I was brought up Catholic and have attended Catholic school for a majority of my education. When the scandal at the Vatican was unveiled, I made no effort to make it clear that I was still proud to be a Catholic. I was, in fact, not proud to be a Catholic. I was embarrassed for them, confused and disillusioned. I was angry and felt no need to find a reason to be proud, I just stood there in disbelief and let the anger build. It's okay to be angry and embarrassed.
Thus, I find it bazaar that PSU alums are so determined to proclaim that they are proud to be from Penn State.
A Penn State alum explained to me that the difference is based on the number of people who knew. The Vatican's scandal was deeper and many more people knew whereas at Penn State only four people knew, so it did not represent Penn State-- it only represented four people. Also, religion is much deeper than education.
There are times when lines between good and bad become grey. When 18 year old soldiers are drafted and sent to war and have to make life and death decisions. When child soldiers depend upon killing for their own survival. When an illegal immigrant finds ways to survive in America so that her daughter does not have to be genitally mutilated.
Penn State's scandal does not fall in this league of humanitarian grey lines.
I don't understand the immediate call to action to show pride. Where was the anger, confusion and disillusionment of its students and alums? Did I just miss it because I was not physically at Penn State? In the end, I guess I keep wondering, 'where is their anger?'.
Most of the people I know who did not attend Penn State also look on with the same sense of confusion and bewilderment that I do. Why so many calls to pride? Why so few articles from alums pondering whether they should be given the death penalty? Whether there should be stricter regulations put in place? Where is the questioning and anger?

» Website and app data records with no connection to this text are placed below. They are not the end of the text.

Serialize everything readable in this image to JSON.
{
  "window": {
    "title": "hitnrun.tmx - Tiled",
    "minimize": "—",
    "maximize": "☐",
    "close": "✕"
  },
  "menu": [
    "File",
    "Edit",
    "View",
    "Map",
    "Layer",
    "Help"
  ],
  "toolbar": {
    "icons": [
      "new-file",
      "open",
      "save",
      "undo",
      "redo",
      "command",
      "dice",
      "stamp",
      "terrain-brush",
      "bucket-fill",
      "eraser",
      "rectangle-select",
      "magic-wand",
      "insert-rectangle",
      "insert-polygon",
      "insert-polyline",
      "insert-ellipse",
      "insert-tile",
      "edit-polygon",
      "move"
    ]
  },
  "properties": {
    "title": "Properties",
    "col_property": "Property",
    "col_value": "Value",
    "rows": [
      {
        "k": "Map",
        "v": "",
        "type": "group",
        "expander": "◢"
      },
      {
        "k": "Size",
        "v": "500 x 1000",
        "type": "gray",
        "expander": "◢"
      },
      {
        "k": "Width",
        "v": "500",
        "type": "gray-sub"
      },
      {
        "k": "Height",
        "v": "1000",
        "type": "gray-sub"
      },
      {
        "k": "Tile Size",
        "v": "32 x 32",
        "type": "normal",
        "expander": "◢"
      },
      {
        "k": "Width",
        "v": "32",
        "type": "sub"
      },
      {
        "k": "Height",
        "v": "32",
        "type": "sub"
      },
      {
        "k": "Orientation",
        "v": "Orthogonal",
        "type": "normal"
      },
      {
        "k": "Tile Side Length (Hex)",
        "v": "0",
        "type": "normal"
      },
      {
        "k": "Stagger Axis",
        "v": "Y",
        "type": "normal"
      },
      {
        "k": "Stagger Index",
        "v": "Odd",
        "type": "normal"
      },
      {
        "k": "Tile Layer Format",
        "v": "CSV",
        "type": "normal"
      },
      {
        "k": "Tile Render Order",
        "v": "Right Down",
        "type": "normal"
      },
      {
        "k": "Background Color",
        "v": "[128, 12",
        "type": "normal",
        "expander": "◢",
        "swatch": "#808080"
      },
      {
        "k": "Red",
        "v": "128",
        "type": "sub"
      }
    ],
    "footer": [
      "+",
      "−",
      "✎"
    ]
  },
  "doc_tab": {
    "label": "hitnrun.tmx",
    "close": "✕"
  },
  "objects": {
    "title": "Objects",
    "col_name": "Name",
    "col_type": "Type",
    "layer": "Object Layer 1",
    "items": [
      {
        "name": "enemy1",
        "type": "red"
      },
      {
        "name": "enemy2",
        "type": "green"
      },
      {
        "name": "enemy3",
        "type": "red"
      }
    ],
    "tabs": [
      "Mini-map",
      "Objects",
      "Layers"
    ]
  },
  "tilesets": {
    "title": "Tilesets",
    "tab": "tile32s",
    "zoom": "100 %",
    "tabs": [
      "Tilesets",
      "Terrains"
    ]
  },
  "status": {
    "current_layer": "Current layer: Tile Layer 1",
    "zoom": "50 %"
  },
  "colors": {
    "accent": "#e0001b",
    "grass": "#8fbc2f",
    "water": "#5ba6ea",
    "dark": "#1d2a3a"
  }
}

This is the part I'm still waiting for, the part that irks me. There have been so few apologies and so many defensive reactions that I can find few reasons to try to understand. Because in the end, maybe I will never understand.

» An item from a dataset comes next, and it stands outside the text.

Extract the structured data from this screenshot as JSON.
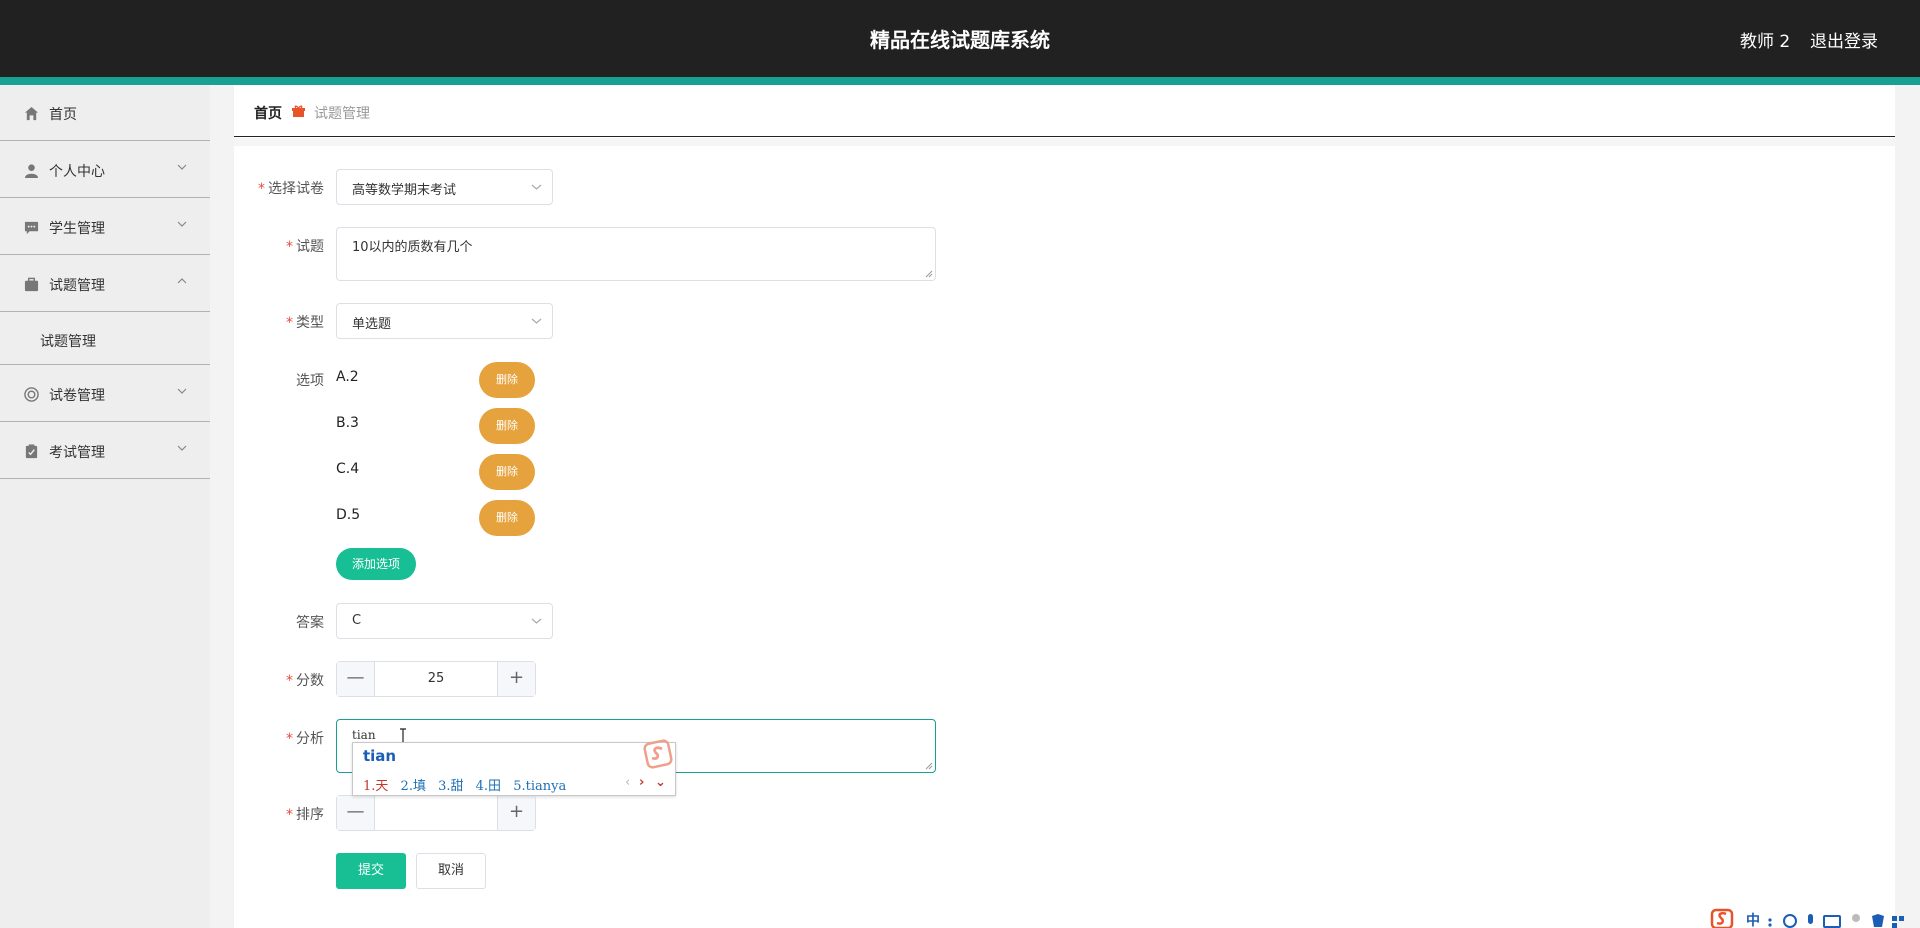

I'm happy that many people from our region received a great education at Penn State. I, too, got a great education at Catholic schools but I'm not posting tons of Facebook status messages and writing letters to the editor about it.

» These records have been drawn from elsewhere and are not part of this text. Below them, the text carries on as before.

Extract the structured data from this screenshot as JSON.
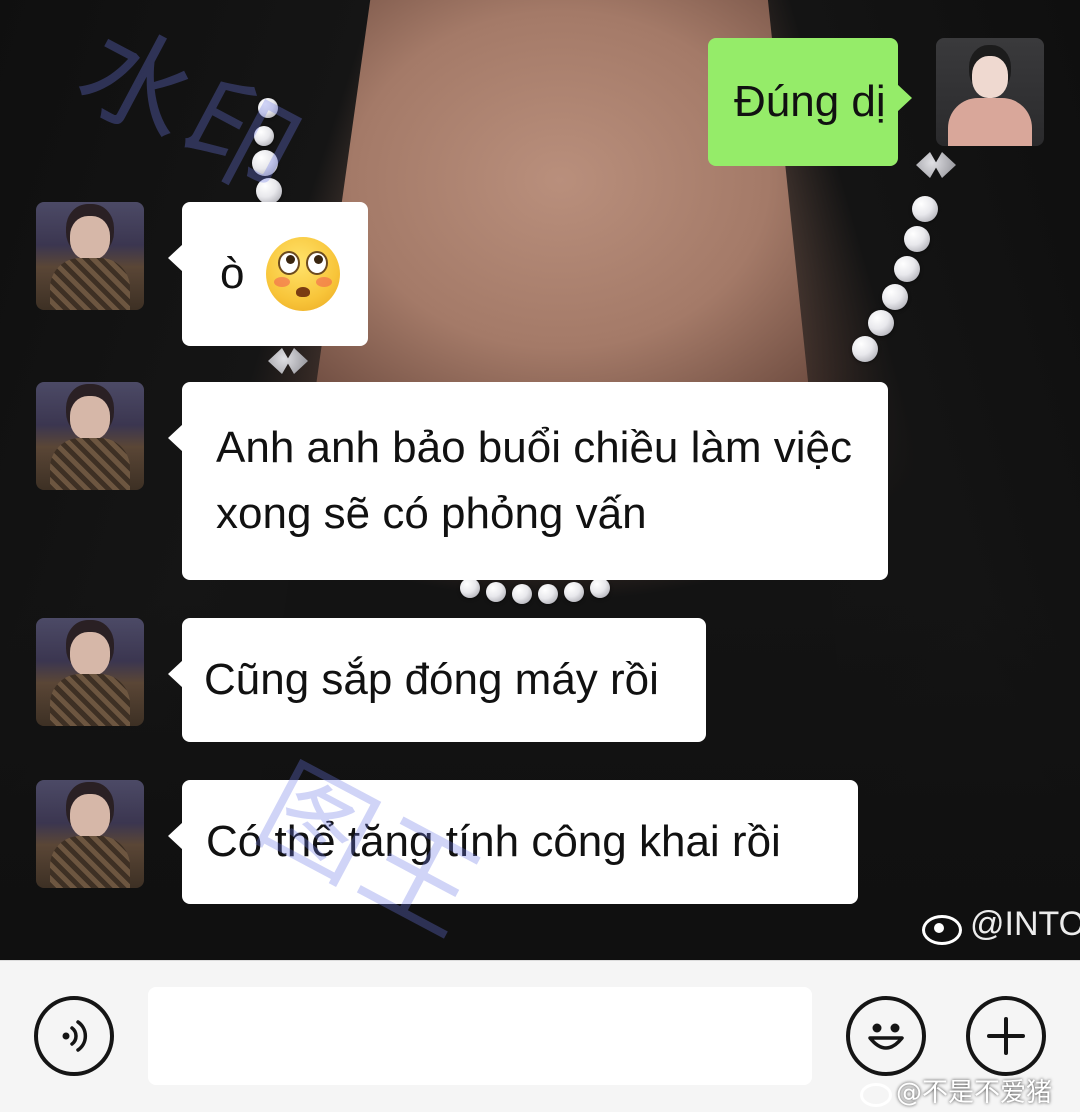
{
  "watermark_text": "水印",
  "watermark_text_2": "图王",
  "messages": [
    {
      "side": "out",
      "text": "Đúng dị"
    },
    {
      "side": "in",
      "text": "ò",
      "emoji": "flushed-face-emoji"
    },
    {
      "side": "in",
      "line1": "Anh anh bảo buổi chiều làm việc",
      "line2": "xong sẽ có phỏng vấn"
    },
    {
      "side": "in",
      "text": "Cũng sắp đóng máy rồi"
    },
    {
      "side": "in",
      "text": "Có thể tăng tính công khai rồi"
    }
  ],
  "image_watermark": "@INTO",
  "input_bar": {
    "voice_icon": "voice-icon",
    "emoji_icon": "smiley-icon",
    "plus_icon": "plus-icon",
    "input_placeholder": ""
  },
  "footer_watermark": "@不是不爱猪",
  "colors": {
    "bubble_out": "#95ec69",
    "bubble_in": "#ffffff",
    "input_bar_bg": "#f5f5f5"
  }
}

The facts are the facts. Just like with the Vatican, a scandal concerning molestation was discovered. It happened and people in positions of importance knew and did nothing to stop it. There are no grey lines here. There are victims and there are people who should show how much this bothers them but instead they seem determined to show how little it bothers them. Why this goes on baffles me and saddens me. Show some remorse for god sakes. Show that you are upset.
Because this is more than just about alums from Penn State. This is about showing that our society cares about kids more than sports and logos. That our society holds people accountable for acts that, legal or not, cross the laws of humanitarian responsibility. That the pursuit of knowledge allows for a greater society not just a richer one.
It's time for Penn State to apologize. It's time for its alums to stop writing about how proud they are. If you really want to show America that you are still a great school, show that you can apologize, accept blame and make amends. Show that you truly do care. Until then, expect little understanding from those who did not attend Penn State.